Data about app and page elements
-- Opening Marker --

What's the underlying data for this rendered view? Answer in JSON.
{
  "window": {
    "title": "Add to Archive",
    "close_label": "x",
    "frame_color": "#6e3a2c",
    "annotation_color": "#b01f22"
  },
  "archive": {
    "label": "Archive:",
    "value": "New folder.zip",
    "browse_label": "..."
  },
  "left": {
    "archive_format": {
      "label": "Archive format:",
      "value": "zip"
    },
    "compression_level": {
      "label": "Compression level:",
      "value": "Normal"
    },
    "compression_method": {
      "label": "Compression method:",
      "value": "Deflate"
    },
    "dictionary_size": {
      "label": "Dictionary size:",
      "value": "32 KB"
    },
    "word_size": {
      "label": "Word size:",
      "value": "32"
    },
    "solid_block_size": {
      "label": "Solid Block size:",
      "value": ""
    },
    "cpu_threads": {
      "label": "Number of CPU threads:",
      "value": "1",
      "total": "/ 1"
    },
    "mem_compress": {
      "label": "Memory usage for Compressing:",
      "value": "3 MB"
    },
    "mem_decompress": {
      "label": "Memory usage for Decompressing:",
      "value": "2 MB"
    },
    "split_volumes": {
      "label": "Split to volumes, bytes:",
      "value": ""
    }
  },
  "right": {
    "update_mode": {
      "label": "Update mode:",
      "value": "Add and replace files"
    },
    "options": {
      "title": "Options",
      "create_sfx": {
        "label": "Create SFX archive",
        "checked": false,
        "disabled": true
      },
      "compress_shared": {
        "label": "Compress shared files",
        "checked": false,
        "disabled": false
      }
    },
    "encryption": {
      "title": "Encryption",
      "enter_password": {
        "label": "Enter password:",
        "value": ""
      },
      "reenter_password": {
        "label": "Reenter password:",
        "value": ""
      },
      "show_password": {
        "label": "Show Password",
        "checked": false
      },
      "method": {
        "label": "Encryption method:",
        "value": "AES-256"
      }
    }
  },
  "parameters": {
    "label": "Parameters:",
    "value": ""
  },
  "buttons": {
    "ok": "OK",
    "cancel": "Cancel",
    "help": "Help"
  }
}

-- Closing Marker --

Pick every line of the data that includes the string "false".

## WRITTEN ANSWER
        "checked": false,
        "checked": false,
        "disabled": false
        "checked": false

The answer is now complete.